Information provided:
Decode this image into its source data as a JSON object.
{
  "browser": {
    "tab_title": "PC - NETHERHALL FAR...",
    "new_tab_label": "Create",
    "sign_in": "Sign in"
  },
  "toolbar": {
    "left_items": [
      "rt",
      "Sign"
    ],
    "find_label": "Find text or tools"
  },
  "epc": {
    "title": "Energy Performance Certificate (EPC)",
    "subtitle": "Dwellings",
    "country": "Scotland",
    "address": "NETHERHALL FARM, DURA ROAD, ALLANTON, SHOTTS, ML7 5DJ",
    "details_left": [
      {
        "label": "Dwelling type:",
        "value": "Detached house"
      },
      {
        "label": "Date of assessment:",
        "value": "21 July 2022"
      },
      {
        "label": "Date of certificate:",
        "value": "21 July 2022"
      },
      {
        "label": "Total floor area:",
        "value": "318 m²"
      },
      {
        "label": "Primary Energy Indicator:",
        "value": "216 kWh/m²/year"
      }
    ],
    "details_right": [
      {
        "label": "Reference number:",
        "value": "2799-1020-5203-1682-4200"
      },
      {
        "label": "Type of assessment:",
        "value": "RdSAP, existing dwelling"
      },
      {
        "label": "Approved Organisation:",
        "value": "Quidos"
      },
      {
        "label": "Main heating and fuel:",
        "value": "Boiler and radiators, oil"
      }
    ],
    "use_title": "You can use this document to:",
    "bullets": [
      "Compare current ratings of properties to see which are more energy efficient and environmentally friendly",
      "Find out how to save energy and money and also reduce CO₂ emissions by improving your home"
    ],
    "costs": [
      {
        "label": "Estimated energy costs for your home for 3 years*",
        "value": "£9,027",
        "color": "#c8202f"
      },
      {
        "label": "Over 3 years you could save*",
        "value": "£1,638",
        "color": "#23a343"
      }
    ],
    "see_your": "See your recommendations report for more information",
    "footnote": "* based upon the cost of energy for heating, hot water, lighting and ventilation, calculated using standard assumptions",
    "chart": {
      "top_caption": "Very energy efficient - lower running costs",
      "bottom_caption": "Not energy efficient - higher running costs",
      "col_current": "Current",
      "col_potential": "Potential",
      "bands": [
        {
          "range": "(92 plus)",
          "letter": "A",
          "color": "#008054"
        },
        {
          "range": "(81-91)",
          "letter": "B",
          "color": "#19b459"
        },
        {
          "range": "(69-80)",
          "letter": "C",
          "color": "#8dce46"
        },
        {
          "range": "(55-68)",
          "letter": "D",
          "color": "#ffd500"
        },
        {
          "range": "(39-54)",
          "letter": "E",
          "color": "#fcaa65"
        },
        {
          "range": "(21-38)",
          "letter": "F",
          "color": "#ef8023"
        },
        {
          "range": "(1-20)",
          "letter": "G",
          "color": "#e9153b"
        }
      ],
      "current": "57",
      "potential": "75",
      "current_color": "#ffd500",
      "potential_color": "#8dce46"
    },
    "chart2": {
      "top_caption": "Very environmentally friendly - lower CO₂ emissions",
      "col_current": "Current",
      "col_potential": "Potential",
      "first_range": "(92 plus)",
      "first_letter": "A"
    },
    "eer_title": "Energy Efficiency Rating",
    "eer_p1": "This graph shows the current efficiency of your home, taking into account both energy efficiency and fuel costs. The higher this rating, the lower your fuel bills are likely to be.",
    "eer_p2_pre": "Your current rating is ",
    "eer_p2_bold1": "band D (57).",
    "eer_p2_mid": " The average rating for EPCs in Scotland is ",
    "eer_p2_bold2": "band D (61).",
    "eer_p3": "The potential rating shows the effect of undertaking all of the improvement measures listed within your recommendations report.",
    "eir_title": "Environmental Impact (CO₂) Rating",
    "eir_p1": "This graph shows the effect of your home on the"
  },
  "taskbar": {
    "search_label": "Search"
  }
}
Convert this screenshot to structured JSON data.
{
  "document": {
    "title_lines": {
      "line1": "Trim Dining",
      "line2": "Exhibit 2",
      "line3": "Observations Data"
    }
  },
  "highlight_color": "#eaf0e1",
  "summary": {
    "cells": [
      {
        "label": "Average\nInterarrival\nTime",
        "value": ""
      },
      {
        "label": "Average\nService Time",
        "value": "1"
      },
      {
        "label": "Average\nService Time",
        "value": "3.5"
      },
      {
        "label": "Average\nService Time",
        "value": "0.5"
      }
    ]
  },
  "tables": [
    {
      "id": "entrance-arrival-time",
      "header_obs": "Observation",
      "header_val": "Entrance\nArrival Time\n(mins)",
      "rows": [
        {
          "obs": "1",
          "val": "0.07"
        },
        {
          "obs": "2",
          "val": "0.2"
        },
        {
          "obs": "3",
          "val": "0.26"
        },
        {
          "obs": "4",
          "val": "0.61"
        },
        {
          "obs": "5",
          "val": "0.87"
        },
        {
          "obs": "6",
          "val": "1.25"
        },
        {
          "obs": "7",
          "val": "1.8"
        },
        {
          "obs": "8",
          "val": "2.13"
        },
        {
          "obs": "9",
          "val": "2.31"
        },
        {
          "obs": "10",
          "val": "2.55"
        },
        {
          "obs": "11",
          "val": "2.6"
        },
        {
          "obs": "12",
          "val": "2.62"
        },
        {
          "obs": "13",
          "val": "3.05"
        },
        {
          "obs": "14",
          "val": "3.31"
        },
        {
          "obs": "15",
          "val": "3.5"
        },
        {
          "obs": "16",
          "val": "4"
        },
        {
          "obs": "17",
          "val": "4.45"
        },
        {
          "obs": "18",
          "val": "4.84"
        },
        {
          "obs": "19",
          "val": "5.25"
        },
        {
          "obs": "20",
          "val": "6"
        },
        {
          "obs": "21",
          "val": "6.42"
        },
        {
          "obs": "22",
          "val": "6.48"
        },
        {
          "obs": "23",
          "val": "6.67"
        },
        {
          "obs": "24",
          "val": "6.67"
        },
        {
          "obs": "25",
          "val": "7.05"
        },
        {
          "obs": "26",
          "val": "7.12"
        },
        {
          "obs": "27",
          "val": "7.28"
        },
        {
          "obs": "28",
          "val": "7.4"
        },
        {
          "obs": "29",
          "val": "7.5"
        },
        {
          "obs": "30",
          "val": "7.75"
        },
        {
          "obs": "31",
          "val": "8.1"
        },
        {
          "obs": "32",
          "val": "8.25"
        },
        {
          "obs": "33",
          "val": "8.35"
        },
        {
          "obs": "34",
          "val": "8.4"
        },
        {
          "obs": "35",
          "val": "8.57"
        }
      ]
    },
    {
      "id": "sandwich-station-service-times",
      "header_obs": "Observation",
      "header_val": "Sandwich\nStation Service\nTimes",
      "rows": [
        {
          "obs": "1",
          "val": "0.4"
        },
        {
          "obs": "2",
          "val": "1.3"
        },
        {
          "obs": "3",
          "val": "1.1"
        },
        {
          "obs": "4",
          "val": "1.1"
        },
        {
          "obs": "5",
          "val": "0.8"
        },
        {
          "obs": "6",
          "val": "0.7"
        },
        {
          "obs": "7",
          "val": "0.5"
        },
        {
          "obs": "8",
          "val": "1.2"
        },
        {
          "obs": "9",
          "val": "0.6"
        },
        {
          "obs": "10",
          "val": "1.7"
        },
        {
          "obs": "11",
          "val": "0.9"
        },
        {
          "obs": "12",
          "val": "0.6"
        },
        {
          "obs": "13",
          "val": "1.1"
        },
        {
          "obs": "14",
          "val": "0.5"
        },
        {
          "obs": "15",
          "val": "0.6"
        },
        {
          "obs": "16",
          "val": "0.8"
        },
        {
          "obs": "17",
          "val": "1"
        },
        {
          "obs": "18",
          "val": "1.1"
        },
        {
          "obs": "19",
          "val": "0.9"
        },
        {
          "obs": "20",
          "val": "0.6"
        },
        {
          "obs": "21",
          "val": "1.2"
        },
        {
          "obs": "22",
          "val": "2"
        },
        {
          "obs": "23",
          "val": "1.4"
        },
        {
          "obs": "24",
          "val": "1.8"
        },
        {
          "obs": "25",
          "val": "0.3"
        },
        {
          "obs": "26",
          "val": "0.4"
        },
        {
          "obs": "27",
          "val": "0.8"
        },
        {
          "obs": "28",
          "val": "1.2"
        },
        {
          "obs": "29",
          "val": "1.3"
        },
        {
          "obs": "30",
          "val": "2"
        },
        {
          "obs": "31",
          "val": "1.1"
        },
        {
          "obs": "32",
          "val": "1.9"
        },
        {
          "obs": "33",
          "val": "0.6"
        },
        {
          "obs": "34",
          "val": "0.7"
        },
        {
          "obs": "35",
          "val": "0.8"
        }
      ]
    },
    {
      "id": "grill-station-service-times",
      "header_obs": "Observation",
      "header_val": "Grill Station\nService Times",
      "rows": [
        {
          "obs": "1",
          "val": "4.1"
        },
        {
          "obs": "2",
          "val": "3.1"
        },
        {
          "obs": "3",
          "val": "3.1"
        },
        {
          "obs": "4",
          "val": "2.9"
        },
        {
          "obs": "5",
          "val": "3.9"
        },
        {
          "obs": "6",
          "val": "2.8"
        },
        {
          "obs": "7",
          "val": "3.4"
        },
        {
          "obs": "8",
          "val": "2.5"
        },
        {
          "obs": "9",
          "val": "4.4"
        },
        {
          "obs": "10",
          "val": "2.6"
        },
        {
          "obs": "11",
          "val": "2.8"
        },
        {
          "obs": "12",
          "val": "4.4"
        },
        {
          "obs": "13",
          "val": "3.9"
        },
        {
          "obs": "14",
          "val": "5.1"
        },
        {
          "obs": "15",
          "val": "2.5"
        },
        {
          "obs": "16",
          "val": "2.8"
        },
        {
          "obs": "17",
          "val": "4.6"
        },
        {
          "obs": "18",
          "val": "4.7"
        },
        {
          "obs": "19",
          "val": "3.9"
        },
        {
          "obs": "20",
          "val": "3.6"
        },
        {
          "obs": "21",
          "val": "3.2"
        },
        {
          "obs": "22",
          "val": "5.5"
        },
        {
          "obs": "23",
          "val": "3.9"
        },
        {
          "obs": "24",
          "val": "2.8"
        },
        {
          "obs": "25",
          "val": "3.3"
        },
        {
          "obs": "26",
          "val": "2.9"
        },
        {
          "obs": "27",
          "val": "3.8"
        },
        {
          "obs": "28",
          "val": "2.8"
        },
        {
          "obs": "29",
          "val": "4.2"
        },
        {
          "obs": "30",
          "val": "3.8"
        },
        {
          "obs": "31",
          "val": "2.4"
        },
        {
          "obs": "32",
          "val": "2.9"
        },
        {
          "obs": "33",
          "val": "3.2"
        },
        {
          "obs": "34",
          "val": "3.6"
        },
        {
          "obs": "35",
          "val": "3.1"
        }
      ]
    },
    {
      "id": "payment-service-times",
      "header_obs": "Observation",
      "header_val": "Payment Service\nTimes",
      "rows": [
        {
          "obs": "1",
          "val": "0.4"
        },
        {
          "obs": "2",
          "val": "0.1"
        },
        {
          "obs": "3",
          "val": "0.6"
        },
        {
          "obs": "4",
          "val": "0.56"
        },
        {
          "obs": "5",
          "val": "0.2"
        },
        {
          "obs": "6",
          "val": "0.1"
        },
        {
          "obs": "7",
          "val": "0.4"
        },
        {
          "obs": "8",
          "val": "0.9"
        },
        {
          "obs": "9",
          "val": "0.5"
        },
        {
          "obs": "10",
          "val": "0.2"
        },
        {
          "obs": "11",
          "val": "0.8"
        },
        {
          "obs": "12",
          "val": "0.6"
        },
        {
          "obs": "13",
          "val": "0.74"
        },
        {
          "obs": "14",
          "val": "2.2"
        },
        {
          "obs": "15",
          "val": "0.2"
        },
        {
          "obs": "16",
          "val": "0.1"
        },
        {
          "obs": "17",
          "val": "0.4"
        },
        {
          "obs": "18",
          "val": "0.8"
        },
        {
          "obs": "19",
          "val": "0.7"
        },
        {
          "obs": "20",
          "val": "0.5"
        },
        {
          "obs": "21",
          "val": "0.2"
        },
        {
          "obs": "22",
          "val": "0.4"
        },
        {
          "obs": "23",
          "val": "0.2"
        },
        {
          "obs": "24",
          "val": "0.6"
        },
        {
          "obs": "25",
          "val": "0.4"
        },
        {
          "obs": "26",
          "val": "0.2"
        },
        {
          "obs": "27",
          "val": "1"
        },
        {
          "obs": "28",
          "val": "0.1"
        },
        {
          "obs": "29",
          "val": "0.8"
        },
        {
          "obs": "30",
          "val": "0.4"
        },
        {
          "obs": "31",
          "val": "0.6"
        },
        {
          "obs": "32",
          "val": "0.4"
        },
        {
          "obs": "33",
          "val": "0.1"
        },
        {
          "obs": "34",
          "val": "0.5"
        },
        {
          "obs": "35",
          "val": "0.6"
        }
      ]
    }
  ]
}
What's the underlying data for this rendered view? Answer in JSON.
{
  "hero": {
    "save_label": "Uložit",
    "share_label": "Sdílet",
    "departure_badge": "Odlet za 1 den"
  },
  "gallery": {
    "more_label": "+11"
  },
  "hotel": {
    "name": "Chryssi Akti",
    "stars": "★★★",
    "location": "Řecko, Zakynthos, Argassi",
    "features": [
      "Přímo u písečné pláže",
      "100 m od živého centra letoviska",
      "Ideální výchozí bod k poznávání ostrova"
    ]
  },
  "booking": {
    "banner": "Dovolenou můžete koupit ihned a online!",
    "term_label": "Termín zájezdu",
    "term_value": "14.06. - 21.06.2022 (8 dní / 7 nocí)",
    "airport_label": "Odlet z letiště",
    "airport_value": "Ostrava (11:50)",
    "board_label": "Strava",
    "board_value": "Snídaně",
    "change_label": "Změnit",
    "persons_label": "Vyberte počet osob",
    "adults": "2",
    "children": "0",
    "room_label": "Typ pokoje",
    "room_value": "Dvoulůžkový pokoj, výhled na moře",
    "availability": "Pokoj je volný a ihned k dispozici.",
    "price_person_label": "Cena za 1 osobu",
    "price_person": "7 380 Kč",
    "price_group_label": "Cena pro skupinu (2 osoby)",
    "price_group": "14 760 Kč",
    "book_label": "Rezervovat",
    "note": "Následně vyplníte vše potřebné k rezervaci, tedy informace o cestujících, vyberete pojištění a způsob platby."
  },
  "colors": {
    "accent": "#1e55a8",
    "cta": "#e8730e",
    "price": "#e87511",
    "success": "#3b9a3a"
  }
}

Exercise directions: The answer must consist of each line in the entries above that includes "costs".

Answer to this problem:
    "costs": [
        "label": "Estimated energy costs for your home for 3 years*",
      "top_caption": "Very energy efficient - lower running costs",
      "bottom_caption": "Not energy efficient - higher running costs",
    "eer_p1": "This graph shows the current efficiency of your home, taking into account both energy efficiency and fuel costs. The higher this rating, the lower your fuel bills are likely to be.",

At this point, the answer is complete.